The matter of water baptism
Muslims understand that when someone is baptized in water, they have in fact converted to Christianity. How do we deal with this obstacle?
Instead of the term “baptism” we substitute the term “circumcision,” which Muslims accept since Ishmael was circumcised. Baptism of course is the New Testament fulfillment of Old Testament circumcision; the two terms carry the same essential meaning. Therefore we can tell a Muslim who wants to follow Isa that he is going to be “circumcised in water” for the forgiveness of his sins. It will have the same meaning and effect as water baptism. We simply interchange the two terms, avoid the stigma of the term “baptism.”
We understand if some servants of God have a problem with interchanging these two terms. If so, let us simply agree to disagree on this one matter. Keep in mind that it is simply a matter of the specific terms being used—terms which carry the same exact meaning. For example, the term “immersion” is not found in the New Testament Scriptures, yet no one has a problem when it is used synonymously with baptism. The apostle Paul mentions circumcision by the Spirit in the context of the New Testament as being equivalent to baptism. He explains it as something not performed by human hands, but by Jesus Christ through His Spirit. And that is what takes place at water baptism.

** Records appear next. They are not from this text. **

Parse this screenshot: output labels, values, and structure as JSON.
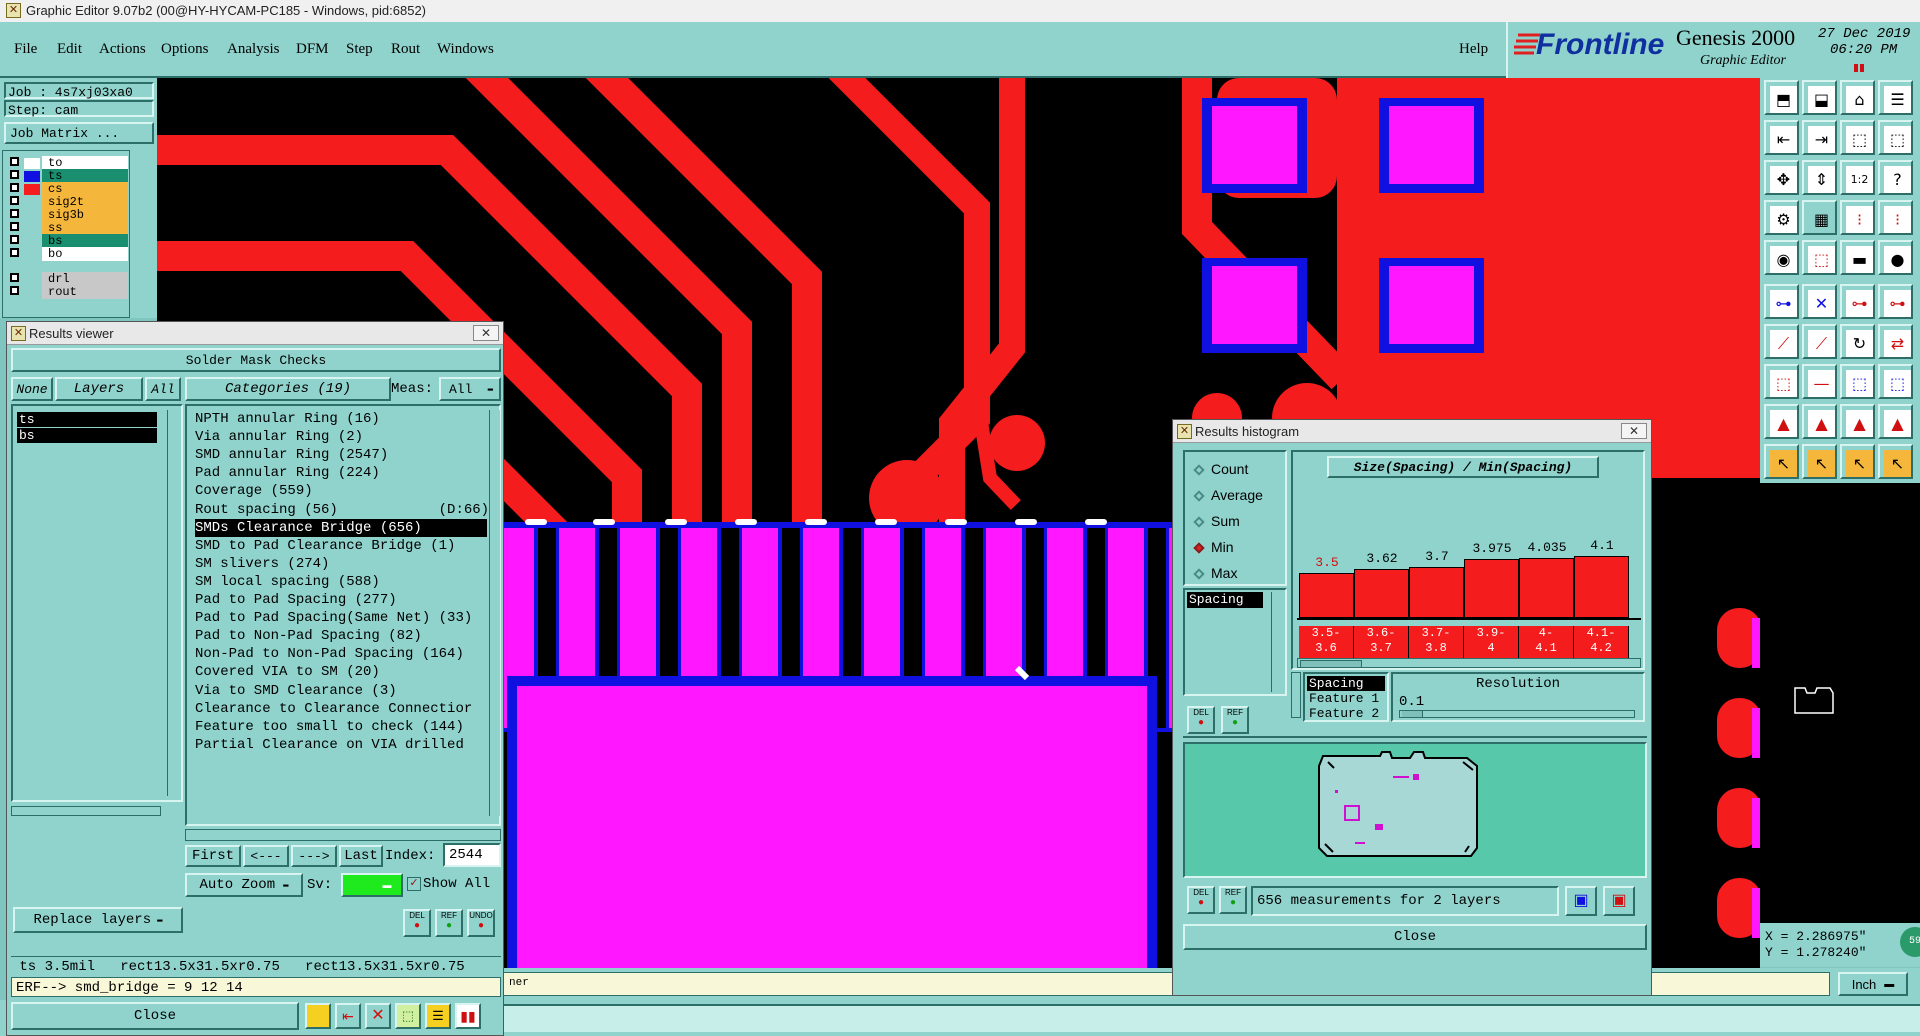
{
  "window": {
    "title": "Graphic Editor 9.07b2 (00@HY-HYCAM-PC185 - Windows, pid:6852)"
  },
  "menu": [
    "File",
    "Edit",
    "Actions",
    "Options",
    "Analysis",
    "DFM",
    "Step",
    "Rout",
    "Windows"
  ],
  "help_label": "Help",
  "brand": {
    "logo": "Frontline",
    "product": "Genesis 2000",
    "subtitle": "Graphic Editor",
    "date": "27 Dec 2019",
    "time": "06:20 PM"
  },
  "job": {
    "job_line": "Job : 4s7xj03xa0",
    "step_line": "Step: cam",
    "matrix_button": "Job Matrix ..."
  },
  "layers": [
    {
      "name": "to",
      "color": "#ffffff",
      "swatch": "#ffffff"
    },
    {
      "name": "ts",
      "color": "#1a8f6f",
      "swatch": "#1010e0"
    },
    {
      "name": "cs",
      "color": "#f5b63c",
      "swatch": "#f41c1c"
    },
    {
      "name": "sig2t",
      "color": "#f5b63c",
      "swatch": "#8fd3cc"
    },
    {
      "name": "sig3b",
      "color": "#f5b63c",
      "swatch": "#8fd3cc"
    },
    {
      "name": "ss",
      "color": "#f5b63c",
      "swatch": "#8fd3cc"
    },
    {
      "name": "bs",
      "color": "#1a8f6f",
      "swatch": "#8fd3cc"
    },
    {
      "name": "bo",
      "color": "#ffffff",
      "swatch": "#8fd3cc"
    },
    {
      "name": "drl",
      "color": "#c8c8c8",
      "swatch": "#8fd3cc"
    },
    {
      "name": "rout",
      "color": "#c8c8c8",
      "swatch": "#8fd3cc"
    }
  ],
  "results_viewer": {
    "title": "Results viewer",
    "header": "Solder Mask Checks",
    "none_label": "None",
    "layers_label": "Layers",
    "all_label": "All",
    "categories_label": "Categories (19)",
    "meas_label": "Meas:",
    "meas_value": "All",
    "layer_list": [
      "ts",
      "bs"
    ],
    "categories": [
      "NPTH annular Ring (16)",
      "Via annular Ring (2)",
      "SMD annular Ring (2547)",
      "Pad annular Ring (224)",
      "Coverage (559)",
      "Rout spacing (56)            (D:66)",
      "SMDs Clearance Bridge (656)",
      "SMD to Pad Clearance Bridge (1)",
      "SM slivers (274)",
      "SM local spacing (588)",
      "Pad to Pad Spacing (277)",
      "Pad to Pad Spacing(Same Net) (33)",
      "Pad to Non-Pad Spacing (82)",
      "Non-Pad to Non-Pad Spacing (164)",
      "Covered VIA to SM (20)",
      "Via to SMD Clearance (3)",
      "Clearance to Clearance Connectior",
      "Feature too small to check (144)",
      "Partial Clearance on VIA drilled"
    ],
    "selected_index": 6,
    "nav": {
      "first": "First",
      "prev": "<---",
      "next": "--->",
      "last": "Last",
      "index_label": "Index:",
      "index_value": "2544"
    },
    "auto_zoom": "Auto Zoom",
    "sv_label": "Sv:",
    "show_all": "Show All",
    "replace_layers": "Replace layers",
    "info_line": " ts 3.5mil   rect13.5x31.5xr0.75   rect13.5x31.5xr0.75",
    "erf_line": "ERF--> smd_bridge = 9 12 14",
    "close": "Close",
    "small_buttons": [
      "DEL",
      "REF",
      "UNDO"
    ]
  },
  "histogram": {
    "title": "Results histogram",
    "options": [
      {
        "label": "Count",
        "selected": false
      },
      {
        "label": "Average",
        "selected": false
      },
      {
        "label": "Sum",
        "selected": false
      },
      {
        "label": "Min",
        "selected": true
      },
      {
        "label": "Max",
        "selected": false
      }
    ],
    "list_item": "Spacing",
    "chart_title": "Size(Spacing) / Min(Spacing)",
    "bin_labels": [
      "3.5",
      "3.62",
      "3.7",
      "3.975",
      "4.035",
      "4.1"
    ],
    "bin_ranges": [
      [
        "3.5-",
        "3.6"
      ],
      [
        "3.6-",
        "3.7"
      ],
      [
        "3.7-",
        "3.8"
      ],
      [
        "3.9-",
        "4"
      ],
      [
        "4-",
        "4.1"
      ],
      [
        "4.1-",
        "4.2"
      ]
    ],
    "selectors": [
      "Spacing",
      "Feature 1",
      "Feature 2"
    ],
    "resolution_label": "Resolution",
    "resolution_value": "0.1",
    "measurements": "656 measurements for 2 layers",
    "close": "Close",
    "small_buttons": [
      "DEL",
      "REF"
    ]
  },
  "chart_data": {
    "type": "bar",
    "title": "Size(Spacing) / Min(Spacing)",
    "categories": [
      "3.5-3.6",
      "3.6-3.7",
      "3.7-3.8",
      "3.9-4",
      "4-4.1",
      "4.1-4.2"
    ],
    "series": [
      {
        "values": [
          3.5,
          3.62,
          3.7,
          3.975,
          4.035,
          4.1
        ]
      }
    ]
  },
  "coords": {
    "x": "X = 2.286975\"",
    "y": "Y = 1.278240\""
  },
  "units": "Inch",
  "status_fragment": "ner"
}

Colossians 2:11 In him you were also circumcised with a circumcision not performed by human hands. Your whole self ruled by the flesh was put off when you were circumcised by Christ, having been buried with him in baptism, in which you were also raised with him through your faith in the working of God, who raised him from the dead.
Philippians 3:3 For it is we who are the circumcision, we who serve God by his Spirit, who boast in Christ Jesus, and who put no confidence in the flesh—
Romans 6:4 We were therefore buried with him through baptism into death in order that, just as Christ was raised from the dead through the glory of the Father, we too may live a new life. 5 For if we have been united with him in a death like his, we will certainly also be united with him in a resurrection like his. 6 For we know that our old self was crucified with him so that the body ruled by sin might be done away with, that we should no longer be slaves to sin—
When sharing the gospel with Muslim, therefore, words and terminology are important. Certain words which we as disciples understand and accept will be a stumbling block to them. In the beginning therefore when sharing the gospel with Muslims, we avoid the use of certain terms like:
- Son of God (at least at the outset in the beginning)
Later as they are taught and discipled, they will come to understand the true meaning of these terms.
1 Corinthians 9:19 Though I am free and belong to no one, I have made myself a slave to everyone, to win as many as possible. 20 To the Jews I became like a Jew, to win the Jews. To those under the law I became like one under the law (though I myself am not under the law), so as to win those under the law. 21 To those not having the law I became like one not having the law (though I am not free from God’s law but am under Christ’s law), so as to win those not having the law. 22 To the weak I became weak, to win the weak. I have become all things to all people so that by all possible means I might save some. 23 I do all this for the sake of the gospel, that I may share in its blessings.
Reaching the “Unreachable” in Asia